We know Pennsylvania will lose one congressional seat this year. When the Republicans who control the redistricting process look at how to redraw the lines to their advantage, their best bet is to pit Democrats Jason Altmire and Mark Critz against each other, the Washington Post opines today:
Republicans draw together Altmire's 4th district and Critz's 12th district by combining the incumbents' homes in the northern Pittsburgh suburbs and Johnstown, respectively. Altmire's district remains largely the same except for extending an arm out east to Johnstown. The rest of Critz's district gets divided between three GOP districts -- Rep. Glenn Thompson's (R-Pa.) 5th district, Rep. Bill Shuster's 9th (R-Pa.), and Rep. Tim Murphy's (R-Pa.) 18th.
Holden, meanwhile, actually gets safer. His 17th district reaches up into Democratic-leaning Scranton in the northeast to make things a little easier for freshman Rep. Lou Barletta (R), who holds a pretty tenuous 11th district right now. (Barletta beat longtime Democratic Rep. Paul Kanjorski in 2010.)
This is seen as a safe maneuver for the GOP, which screwed up in the last redistricting in 2001 by being too aggressive and drawing lines that handed over the majority of the state's delegation to Democrats by 2006.
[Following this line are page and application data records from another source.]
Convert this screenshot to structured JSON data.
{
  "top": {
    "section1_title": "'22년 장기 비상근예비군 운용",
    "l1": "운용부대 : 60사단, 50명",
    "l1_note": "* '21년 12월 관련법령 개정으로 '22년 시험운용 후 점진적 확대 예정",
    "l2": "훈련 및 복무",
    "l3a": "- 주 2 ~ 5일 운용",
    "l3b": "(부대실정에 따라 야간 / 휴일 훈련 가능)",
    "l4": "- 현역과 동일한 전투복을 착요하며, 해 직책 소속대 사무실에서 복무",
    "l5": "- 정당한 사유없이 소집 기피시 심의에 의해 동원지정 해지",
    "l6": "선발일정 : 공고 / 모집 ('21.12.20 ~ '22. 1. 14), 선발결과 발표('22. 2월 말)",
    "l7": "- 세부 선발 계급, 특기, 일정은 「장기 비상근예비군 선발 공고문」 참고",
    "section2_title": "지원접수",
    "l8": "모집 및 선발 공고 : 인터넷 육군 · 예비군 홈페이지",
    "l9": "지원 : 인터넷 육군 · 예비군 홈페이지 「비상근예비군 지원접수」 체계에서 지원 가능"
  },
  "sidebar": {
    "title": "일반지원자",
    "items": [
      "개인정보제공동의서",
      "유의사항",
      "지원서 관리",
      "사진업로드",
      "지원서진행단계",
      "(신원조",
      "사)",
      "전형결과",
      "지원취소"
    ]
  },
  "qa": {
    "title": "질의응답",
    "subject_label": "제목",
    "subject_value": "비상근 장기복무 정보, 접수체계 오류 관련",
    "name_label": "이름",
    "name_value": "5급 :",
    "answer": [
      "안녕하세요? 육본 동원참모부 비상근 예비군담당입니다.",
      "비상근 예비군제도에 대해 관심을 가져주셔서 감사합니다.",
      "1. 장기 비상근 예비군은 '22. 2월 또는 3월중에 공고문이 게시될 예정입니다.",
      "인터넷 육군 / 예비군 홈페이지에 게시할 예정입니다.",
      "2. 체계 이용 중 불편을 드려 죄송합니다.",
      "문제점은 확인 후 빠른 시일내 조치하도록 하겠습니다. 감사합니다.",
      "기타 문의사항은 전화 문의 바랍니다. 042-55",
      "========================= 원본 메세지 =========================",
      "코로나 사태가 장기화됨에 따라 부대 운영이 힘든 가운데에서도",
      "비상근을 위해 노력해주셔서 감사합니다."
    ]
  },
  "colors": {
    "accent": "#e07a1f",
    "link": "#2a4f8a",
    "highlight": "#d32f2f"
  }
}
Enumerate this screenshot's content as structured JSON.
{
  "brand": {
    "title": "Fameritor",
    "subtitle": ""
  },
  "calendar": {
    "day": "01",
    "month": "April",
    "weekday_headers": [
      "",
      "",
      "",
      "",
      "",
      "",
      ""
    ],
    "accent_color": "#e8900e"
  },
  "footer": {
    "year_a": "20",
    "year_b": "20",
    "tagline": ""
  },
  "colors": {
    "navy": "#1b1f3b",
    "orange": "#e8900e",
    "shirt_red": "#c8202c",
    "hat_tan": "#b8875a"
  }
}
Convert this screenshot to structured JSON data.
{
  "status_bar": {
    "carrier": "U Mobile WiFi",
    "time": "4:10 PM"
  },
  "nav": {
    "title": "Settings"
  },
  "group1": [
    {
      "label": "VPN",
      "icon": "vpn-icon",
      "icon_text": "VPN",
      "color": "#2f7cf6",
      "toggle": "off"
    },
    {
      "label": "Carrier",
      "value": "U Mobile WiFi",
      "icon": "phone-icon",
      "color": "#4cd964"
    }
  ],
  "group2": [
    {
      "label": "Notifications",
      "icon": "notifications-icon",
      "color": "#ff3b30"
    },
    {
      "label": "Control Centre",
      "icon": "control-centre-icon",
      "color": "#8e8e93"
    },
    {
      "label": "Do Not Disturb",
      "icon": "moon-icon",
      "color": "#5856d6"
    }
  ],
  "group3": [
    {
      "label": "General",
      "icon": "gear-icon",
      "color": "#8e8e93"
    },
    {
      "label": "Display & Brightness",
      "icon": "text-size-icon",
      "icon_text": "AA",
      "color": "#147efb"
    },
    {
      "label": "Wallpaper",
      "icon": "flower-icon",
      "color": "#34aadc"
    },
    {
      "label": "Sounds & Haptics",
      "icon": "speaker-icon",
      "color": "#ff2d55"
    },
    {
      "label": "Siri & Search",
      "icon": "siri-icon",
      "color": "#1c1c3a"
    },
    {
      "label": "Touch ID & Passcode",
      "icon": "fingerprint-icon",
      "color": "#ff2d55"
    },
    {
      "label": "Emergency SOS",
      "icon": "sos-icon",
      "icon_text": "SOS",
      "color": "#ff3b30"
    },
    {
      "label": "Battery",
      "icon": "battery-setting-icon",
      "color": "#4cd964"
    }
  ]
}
Critz's base in Johnstown is already worried about losing their seat, the Tribune-Democrat reports -- led by businessman Mark Pasquerilla, the city's business boosters are hiring a GOP lobbyist and doing a fundraising campaign to fight for the 12th District seat.
Due to population losses, southwestern Pa could also bear the brunt of changes to state House and Senate seats too, according to some experts.